WHAT IS REQUIRED ▸ Looking through the records below, please work out how many lines contain "unit". Give only that number.

[Stored data entries]
*** Begin section ***

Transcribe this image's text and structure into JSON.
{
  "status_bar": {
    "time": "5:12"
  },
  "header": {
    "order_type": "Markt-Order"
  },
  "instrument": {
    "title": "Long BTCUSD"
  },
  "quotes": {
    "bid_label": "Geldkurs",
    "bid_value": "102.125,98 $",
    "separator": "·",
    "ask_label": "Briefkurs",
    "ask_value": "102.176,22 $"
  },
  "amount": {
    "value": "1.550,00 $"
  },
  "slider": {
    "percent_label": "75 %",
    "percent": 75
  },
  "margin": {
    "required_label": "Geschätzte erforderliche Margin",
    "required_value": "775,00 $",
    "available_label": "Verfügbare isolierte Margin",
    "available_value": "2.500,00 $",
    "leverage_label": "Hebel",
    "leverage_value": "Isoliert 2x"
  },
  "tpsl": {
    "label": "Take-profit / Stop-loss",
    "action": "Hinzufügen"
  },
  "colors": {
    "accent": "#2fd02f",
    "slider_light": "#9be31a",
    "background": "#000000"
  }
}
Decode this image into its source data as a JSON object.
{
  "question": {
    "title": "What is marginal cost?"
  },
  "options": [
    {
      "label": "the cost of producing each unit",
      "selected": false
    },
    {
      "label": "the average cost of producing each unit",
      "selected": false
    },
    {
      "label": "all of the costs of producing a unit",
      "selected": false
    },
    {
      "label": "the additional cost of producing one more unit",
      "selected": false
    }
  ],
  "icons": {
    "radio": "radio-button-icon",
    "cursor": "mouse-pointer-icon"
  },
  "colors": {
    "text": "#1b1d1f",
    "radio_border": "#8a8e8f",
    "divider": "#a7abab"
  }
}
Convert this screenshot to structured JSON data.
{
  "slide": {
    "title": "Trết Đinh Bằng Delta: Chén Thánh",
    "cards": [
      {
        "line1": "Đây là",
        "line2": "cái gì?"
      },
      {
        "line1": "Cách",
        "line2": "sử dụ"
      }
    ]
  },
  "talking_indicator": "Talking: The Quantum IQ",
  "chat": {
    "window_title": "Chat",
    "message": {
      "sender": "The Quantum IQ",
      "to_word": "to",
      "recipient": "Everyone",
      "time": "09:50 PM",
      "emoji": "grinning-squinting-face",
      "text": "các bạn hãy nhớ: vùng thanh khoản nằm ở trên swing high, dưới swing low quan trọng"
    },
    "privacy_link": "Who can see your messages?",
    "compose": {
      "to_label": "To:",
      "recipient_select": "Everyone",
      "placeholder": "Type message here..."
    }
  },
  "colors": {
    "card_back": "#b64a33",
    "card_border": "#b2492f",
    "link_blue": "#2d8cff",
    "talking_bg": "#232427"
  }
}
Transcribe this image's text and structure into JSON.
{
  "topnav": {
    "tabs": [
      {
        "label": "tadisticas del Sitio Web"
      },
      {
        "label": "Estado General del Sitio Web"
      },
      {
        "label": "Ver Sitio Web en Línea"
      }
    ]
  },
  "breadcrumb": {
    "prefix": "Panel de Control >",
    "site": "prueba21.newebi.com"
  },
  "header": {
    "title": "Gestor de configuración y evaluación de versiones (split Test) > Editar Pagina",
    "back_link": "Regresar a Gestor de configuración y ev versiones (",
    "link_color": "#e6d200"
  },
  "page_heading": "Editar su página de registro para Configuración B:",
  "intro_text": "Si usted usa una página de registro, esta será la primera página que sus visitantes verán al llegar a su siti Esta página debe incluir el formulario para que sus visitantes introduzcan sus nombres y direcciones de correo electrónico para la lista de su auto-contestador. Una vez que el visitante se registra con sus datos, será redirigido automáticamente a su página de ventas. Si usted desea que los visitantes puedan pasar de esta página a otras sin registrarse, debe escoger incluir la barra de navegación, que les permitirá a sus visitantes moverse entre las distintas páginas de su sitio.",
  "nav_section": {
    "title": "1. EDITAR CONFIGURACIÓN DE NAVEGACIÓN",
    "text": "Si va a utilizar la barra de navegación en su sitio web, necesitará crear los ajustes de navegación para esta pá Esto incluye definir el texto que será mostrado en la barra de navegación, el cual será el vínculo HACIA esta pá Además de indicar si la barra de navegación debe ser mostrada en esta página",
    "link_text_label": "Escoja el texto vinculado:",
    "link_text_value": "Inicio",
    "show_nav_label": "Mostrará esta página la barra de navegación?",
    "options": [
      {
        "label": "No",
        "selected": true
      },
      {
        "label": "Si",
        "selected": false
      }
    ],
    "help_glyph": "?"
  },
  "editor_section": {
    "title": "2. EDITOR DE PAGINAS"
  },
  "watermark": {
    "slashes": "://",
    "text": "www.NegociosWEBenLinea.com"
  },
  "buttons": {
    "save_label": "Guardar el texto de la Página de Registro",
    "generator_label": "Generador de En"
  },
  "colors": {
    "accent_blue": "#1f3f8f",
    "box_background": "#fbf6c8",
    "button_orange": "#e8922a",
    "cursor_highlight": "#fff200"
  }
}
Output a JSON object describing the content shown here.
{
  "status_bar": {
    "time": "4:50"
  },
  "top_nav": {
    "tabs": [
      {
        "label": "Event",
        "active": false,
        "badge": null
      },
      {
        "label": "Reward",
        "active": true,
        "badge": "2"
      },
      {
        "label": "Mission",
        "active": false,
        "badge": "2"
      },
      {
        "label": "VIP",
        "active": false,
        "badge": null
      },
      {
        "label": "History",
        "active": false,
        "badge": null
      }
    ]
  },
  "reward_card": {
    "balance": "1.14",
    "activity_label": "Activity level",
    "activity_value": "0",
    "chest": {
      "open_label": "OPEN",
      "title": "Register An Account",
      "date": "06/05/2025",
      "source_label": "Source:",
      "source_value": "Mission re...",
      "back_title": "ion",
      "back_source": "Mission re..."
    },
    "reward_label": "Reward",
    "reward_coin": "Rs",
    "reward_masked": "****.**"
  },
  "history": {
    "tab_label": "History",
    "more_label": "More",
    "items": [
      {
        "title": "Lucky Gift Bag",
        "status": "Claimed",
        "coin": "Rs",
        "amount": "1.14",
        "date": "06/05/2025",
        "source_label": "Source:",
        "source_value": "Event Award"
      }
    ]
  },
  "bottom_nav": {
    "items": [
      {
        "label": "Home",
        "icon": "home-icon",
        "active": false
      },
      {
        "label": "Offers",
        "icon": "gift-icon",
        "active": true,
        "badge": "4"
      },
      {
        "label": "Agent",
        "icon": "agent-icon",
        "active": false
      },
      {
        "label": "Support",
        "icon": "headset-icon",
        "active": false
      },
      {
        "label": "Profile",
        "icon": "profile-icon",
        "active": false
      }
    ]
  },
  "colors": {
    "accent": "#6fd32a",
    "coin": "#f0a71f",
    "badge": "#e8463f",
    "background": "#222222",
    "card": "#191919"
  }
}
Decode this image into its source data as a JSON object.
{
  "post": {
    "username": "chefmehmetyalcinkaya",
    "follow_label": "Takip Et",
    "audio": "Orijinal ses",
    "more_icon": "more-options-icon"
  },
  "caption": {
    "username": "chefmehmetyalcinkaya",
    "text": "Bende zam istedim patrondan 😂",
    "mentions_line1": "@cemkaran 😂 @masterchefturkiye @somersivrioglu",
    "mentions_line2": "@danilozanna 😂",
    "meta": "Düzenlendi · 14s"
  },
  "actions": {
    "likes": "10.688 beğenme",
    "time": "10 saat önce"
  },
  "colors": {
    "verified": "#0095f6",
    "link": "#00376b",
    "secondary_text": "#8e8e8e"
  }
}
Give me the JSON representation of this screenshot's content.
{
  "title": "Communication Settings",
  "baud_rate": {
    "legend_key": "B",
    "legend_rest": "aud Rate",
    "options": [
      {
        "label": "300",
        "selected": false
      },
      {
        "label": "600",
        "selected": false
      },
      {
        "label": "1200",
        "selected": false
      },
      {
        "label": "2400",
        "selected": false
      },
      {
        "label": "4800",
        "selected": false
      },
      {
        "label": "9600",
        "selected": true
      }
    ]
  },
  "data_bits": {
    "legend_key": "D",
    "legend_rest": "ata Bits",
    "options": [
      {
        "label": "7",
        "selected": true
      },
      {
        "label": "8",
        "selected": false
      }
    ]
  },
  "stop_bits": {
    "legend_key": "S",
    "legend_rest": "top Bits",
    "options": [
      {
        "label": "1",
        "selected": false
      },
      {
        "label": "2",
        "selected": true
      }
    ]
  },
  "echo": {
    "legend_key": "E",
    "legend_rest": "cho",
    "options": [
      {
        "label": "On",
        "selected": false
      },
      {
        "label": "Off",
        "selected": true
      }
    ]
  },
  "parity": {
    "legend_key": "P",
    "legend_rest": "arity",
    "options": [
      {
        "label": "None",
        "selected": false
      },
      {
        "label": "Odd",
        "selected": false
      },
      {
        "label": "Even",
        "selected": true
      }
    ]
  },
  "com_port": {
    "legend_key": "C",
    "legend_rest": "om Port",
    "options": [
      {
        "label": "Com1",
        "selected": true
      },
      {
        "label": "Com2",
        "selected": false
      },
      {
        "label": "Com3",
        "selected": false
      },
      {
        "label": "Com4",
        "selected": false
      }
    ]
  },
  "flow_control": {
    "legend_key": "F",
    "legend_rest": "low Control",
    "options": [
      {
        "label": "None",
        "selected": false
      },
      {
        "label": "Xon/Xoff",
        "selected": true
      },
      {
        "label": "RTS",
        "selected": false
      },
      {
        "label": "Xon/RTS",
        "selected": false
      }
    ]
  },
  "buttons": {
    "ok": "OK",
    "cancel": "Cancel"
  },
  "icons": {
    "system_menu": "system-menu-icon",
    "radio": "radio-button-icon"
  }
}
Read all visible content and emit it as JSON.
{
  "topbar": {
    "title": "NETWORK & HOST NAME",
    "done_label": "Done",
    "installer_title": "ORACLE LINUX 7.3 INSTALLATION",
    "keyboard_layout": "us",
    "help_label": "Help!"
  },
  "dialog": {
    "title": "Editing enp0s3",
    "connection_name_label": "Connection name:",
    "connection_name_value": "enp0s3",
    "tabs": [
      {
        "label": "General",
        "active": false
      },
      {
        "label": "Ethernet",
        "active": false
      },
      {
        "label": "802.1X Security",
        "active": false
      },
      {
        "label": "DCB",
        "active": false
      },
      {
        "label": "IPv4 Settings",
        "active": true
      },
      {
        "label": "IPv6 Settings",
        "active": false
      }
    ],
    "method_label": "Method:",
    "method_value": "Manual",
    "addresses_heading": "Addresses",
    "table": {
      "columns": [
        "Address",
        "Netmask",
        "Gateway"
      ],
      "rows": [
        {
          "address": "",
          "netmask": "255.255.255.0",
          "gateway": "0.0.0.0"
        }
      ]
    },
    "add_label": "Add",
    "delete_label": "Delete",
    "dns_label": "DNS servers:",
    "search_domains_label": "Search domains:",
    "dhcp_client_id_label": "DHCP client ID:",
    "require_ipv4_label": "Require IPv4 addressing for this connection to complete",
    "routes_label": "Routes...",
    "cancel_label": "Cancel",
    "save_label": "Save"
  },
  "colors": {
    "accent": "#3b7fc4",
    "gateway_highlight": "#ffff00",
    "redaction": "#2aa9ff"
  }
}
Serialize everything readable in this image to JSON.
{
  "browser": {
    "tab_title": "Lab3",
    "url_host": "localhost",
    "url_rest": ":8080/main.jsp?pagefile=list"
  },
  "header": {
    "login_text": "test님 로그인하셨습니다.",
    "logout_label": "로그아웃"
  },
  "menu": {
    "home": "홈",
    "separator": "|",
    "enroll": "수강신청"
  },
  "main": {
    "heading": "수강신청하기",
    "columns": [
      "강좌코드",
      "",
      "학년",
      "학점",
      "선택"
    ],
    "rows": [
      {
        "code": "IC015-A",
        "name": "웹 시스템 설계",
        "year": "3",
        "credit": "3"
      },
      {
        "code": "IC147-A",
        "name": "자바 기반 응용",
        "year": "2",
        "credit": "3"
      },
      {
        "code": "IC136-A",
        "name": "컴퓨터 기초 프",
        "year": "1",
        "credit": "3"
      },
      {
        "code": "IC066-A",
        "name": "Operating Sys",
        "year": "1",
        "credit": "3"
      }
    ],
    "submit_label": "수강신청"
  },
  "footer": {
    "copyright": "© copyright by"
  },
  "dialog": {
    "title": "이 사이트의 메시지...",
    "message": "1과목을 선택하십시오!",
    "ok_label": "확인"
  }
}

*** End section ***

WRITTEN SOLUTION ▸ 4